Love thyself as thy neighbor
I’ve been trying to love me lately.
For some that’s easy. It’s not easy for me.
It started with a conversation with friends. One mentioned how important it is to love yourself. I thought back to my childhood and said, “I don’t remember anyone teaching me that when I was a kid. Not even at church.”
Another friend said, “The church I grew up in would have never told you to do that. It was all shame and guilt.”
I said, “Jesus loves you, but you shouldn’t?” He said, “I’ve never heard it put that way, but yes.”
Our other friend said, “I was taught in church the JOY method of love. You love Jesus, and then Others, and then Yourself. Biblically, you should love yourself. The Bible says, ‘Love thy neighbor as thyself.’ So how are you supposed to love your neighbor if you don’t love yourself?”
It was one of those “Aha!” moments for me. One of those things you hear that stays with you. One of those things you think about in the truck on the way home.
It made me ask a lot of questions of myself. Was I loving myself the way I want to love others? Was I doing things to myself that I wouldn’t want others doing to themselves?
Should I be treating my body in a way that I wouldn’t want my neighbor to treat theirs? I would never yell across the street “Hey Johnson! Don’t drink any water or eat any protein today. Have a Debbie Cake for breakfast and chase it with an energy drink, then get too busy to remember to eat lunch. I want you to be cranky and a little out of it by the time you get home. OK? Say hi to your mom for me!”
Would I ever be as discouraging to my neighbor’s passions as I can be to my own?
“Hey Johnson! You’re a terrible singer. People only say nice things about your writing out of pity. Thought you should know. See you around!”
I know I wouldn’t dare say to another the darker things my thoughts tell me. “Glad I caught you outside Johnson. Just need you to know you’re here by mistake and don’t deserve happiness. Oh, and I almost forgot, you’re a bad father, a bad husband and just generally a bad person.”

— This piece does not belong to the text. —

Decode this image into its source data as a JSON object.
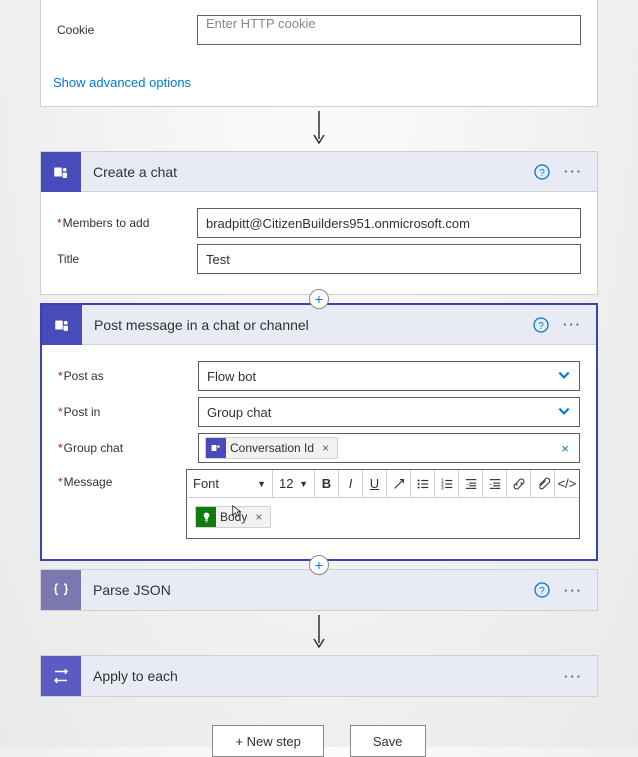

For many years now I have tried my best to let my words, actions and choices be loving to others. Since that conversation, I have applied that thinking to myself.

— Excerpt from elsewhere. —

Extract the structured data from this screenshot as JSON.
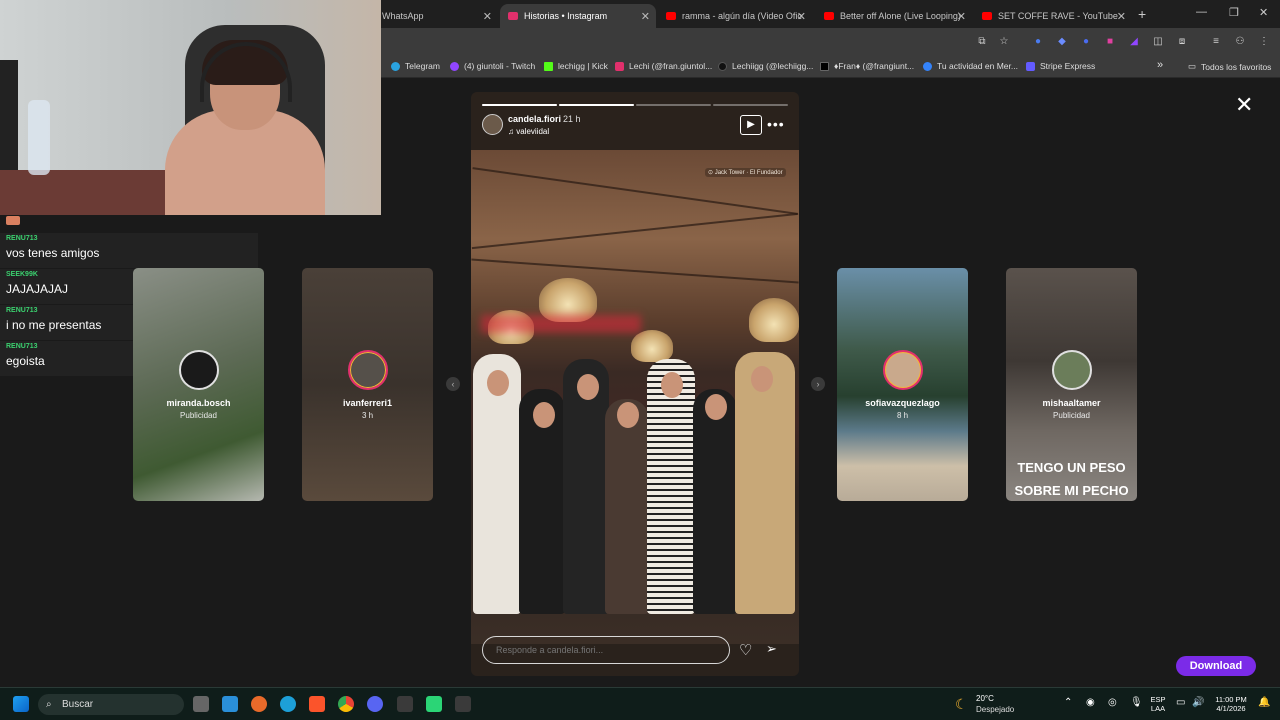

I’ve encouraged myself in my work. I’ve made healthier decisions, and I’ve tried to stop negative self-talk.
As silly as it sounds, I’ve been interrupting myself. I say, “Hey! We don’t talk to me like that.” I think of something positive I’ve done. I say something loving to myself. I’m almost starting to believe me.

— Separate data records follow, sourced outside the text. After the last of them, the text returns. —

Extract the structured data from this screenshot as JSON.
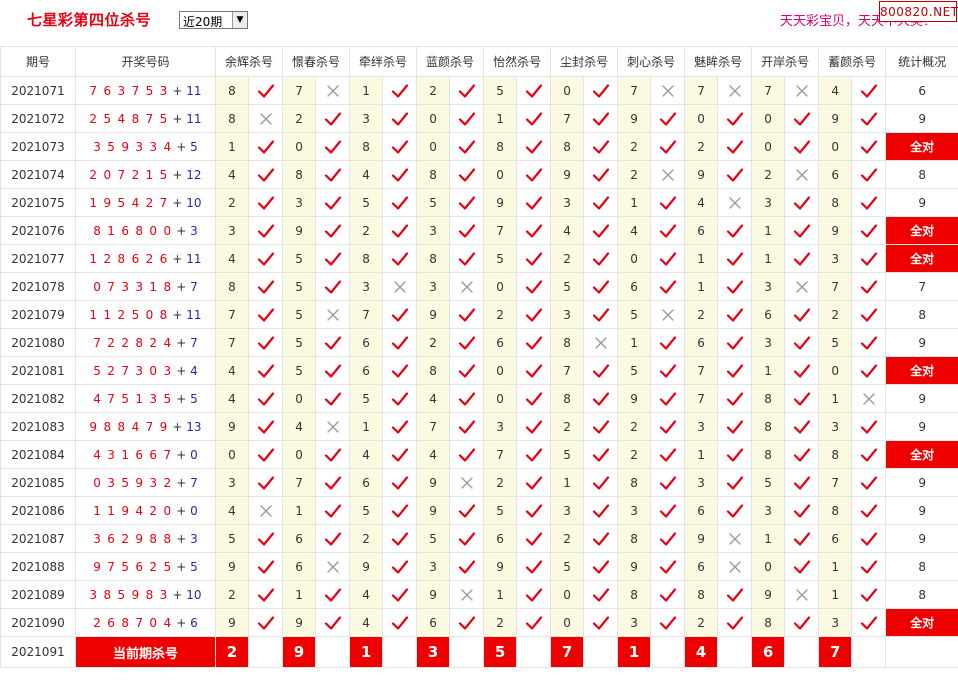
{
  "header": {
    "title": "七星彩第四位杀号",
    "period_select": "近20期",
    "slogan": "天天彩宝贝，天天中大奖！",
    "watermark": "800820.NET"
  },
  "columns": {
    "issue": "期号",
    "draw": "开奖号码",
    "experts": [
      "余辉杀号",
      "憬春杀号",
      "牵绊杀号",
      "蓝颜杀号",
      "怡然杀号",
      "尘封杀号",
      "刺心杀号",
      "魅眸杀号",
      "开岸杀号",
      "蓄颜杀号"
    ],
    "stat": "统计概况"
  },
  "colors": {
    "accent": "#ee0000",
    "check": "#e60012",
    "cross": "#9a9a9a",
    "num_bg": "#fcfbe2"
  },
  "rows": [
    {
      "issue": "2021071",
      "draw": "763753",
      "extra": "11",
      "kills": [
        8,
        7,
        1,
        2,
        5,
        0,
        7,
        7,
        7,
        4
      ],
      "hits": [
        1,
        0,
        1,
        1,
        1,
        1,
        0,
        0,
        0,
        1
      ],
      "stat": "6"
    },
    {
      "issue": "2021072",
      "draw": "254875",
      "extra": "11",
      "kills": [
        8,
        2,
        3,
        0,
        1,
        7,
        9,
        0,
        0,
        9
      ],
      "hits": [
        0,
        1,
        1,
        1,
        1,
        1,
        1,
        1,
        1,
        1
      ],
      "stat": "9"
    },
    {
      "issue": "2021073",
      "draw": "359334",
      "extra": "5",
      "kills": [
        1,
        0,
        8,
        0,
        8,
        8,
        2,
        2,
        0,
        0
      ],
      "hits": [
        1,
        1,
        1,
        1,
        1,
        1,
        1,
        1,
        1,
        1
      ],
      "stat": "全对"
    },
    {
      "issue": "2021074",
      "draw": "207215",
      "extra": "12",
      "kills": [
        4,
        8,
        4,
        8,
        0,
        9,
        2,
        9,
        2,
        6
      ],
      "hits": [
        1,
        1,
        1,
        1,
        1,
        1,
        0,
        1,
        0,
        1
      ],
      "stat": "8"
    },
    {
      "issue": "2021075",
      "draw": "195427",
      "extra": "10",
      "kills": [
        2,
        3,
        5,
        5,
        9,
        3,
        1,
        4,
        3,
        8
      ],
      "hits": [
        1,
        1,
        1,
        1,
        1,
        1,
        1,
        0,
        1,
        1
      ],
      "stat": "9"
    },
    {
      "issue": "2021076",
      "draw": "816800",
      "extra": "3",
      "kills": [
        3,
        9,
        2,
        3,
        7,
        4,
        4,
        6,
        1,
        9
      ],
      "hits": [
        1,
        1,
        1,
        1,
        1,
        1,
        1,
        1,
        1,
        1
      ],
      "stat": "全对"
    },
    {
      "issue": "2021077",
      "draw": "128626",
      "extra": "11",
      "kills": [
        4,
        5,
        8,
        8,
        5,
        2,
        0,
        1,
        1,
        3
      ],
      "hits": [
        1,
        1,
        1,
        1,
        1,
        1,
        1,
        1,
        1,
        1
      ],
      "stat": "全对"
    },
    {
      "issue": "2021078",
      "draw": "073318",
      "extra": "7",
      "kills": [
        8,
        5,
        3,
        3,
        0,
        5,
        6,
        1,
        3,
        7
      ],
      "hits": [
        1,
        1,
        0,
        0,
        1,
        1,
        1,
        1,
        0,
        1
      ],
      "stat": "7"
    },
    {
      "issue": "2021079",
      "draw": "112508",
      "extra": "11",
      "kills": [
        7,
        5,
        7,
        9,
        2,
        3,
        5,
        2,
        6,
        2
      ],
      "hits": [
        1,
        0,
        1,
        1,
        1,
        1,
        0,
        1,
        1,
        1
      ],
      "stat": "8"
    },
    {
      "issue": "2021080",
      "draw": "722824",
      "extra": "7",
      "kills": [
        7,
        5,
        6,
        2,
        6,
        8,
        1,
        6,
        3,
        5
      ],
      "hits": [
        1,
        1,
        1,
        1,
        1,
        0,
        1,
        1,
        1,
        1
      ],
      "stat": "9"
    },
    {
      "issue": "2021081",
      "draw": "527303",
      "extra": "4",
      "kills": [
        4,
        5,
        6,
        8,
        0,
        7,
        5,
        7,
        1,
        0
      ],
      "hits": [
        1,
        1,
        1,
        1,
        1,
        1,
        1,
        1,
        1,
        1
      ],
      "stat": "全对"
    },
    {
      "issue": "2021082",
      "draw": "475135",
      "extra": "5",
      "kills": [
        4,
        0,
        5,
        4,
        0,
        8,
        9,
        7,
        8,
        1
      ],
      "hits": [
        1,
        1,
        1,
        1,
        1,
        1,
        1,
        1,
        1,
        0
      ],
      "stat": "9"
    },
    {
      "issue": "2021083",
      "draw": "988479",
      "extra": "13",
      "kills": [
        9,
        4,
        1,
        7,
        3,
        2,
        2,
        3,
        8,
        3
      ],
      "hits": [
        1,
        0,
        1,
        1,
        1,
        1,
        1,
        1,
        1,
        1
      ],
      "stat": "9"
    },
    {
      "issue": "2021084",
      "draw": "431667",
      "extra": "0",
      "kills": [
        0,
        0,
        4,
        4,
        7,
        5,
        2,
        1,
        8,
        8
      ],
      "hits": [
        1,
        1,
        1,
        1,
        1,
        1,
        1,
        1,
        1,
        1
      ],
      "stat": "全对"
    },
    {
      "issue": "2021085",
      "draw": "035932",
      "extra": "7",
      "kills": [
        3,
        7,
        6,
        9,
        2,
        1,
        8,
        3,
        5,
        7
      ],
      "hits": [
        1,
        1,
        1,
        0,
        1,
        1,
        1,
        1,
        1,
        1
      ],
      "stat": "9"
    },
    {
      "issue": "2021086",
      "draw": "119420",
      "extra": "0",
      "kills": [
        4,
        1,
        5,
        9,
        5,
        3,
        3,
        6,
        3,
        8
      ],
      "hits": [
        0,
        1,
        1,
        1,
        1,
        1,
        1,
        1,
        1,
        1
      ],
      "stat": "9"
    },
    {
      "issue": "2021087",
      "draw": "362988",
      "extra": "3",
      "kills": [
        5,
        6,
        2,
        5,
        6,
        2,
        8,
        9,
        1,
        6
      ],
      "hits": [
        1,
        1,
        1,
        1,
        1,
        1,
        1,
        0,
        1,
        1
      ],
      "stat": "9"
    },
    {
      "issue": "2021088",
      "draw": "975625",
      "extra": "5",
      "kills": [
        9,
        6,
        9,
        3,
        9,
        5,
        9,
        6,
        0,
        1
      ],
      "hits": [
        1,
        0,
        1,
        1,
        1,
        1,
        1,
        0,
        1,
        1
      ],
      "stat": "8"
    },
    {
      "issue": "2021089",
      "draw": "385983",
      "extra": "10",
      "kills": [
        2,
        1,
        4,
        9,
        1,
        0,
        8,
        8,
        9,
        1
      ],
      "hits": [
        1,
        1,
        1,
        0,
        1,
        1,
        1,
        1,
        0,
        1
      ],
      "stat": "8"
    },
    {
      "issue": "2021090",
      "draw": "268704",
      "extra": "6",
      "kills": [
        9,
        9,
        4,
        6,
        2,
        0,
        3,
        2,
        8,
        3
      ],
      "hits": [
        1,
        1,
        1,
        1,
        1,
        1,
        1,
        1,
        1,
        1
      ],
      "stat": "全对"
    }
  ],
  "current": {
    "issue": "2021091",
    "label": "当前期杀号",
    "kills": [
      2,
      9,
      1,
      3,
      5,
      7,
      1,
      4,
      6,
      7
    ]
  }
}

I am loving myself as I love my neighbor. Soon I’ll be able to say, “Jesus loves me, and I do too.”
Stults is a performing songwriter from Russellville.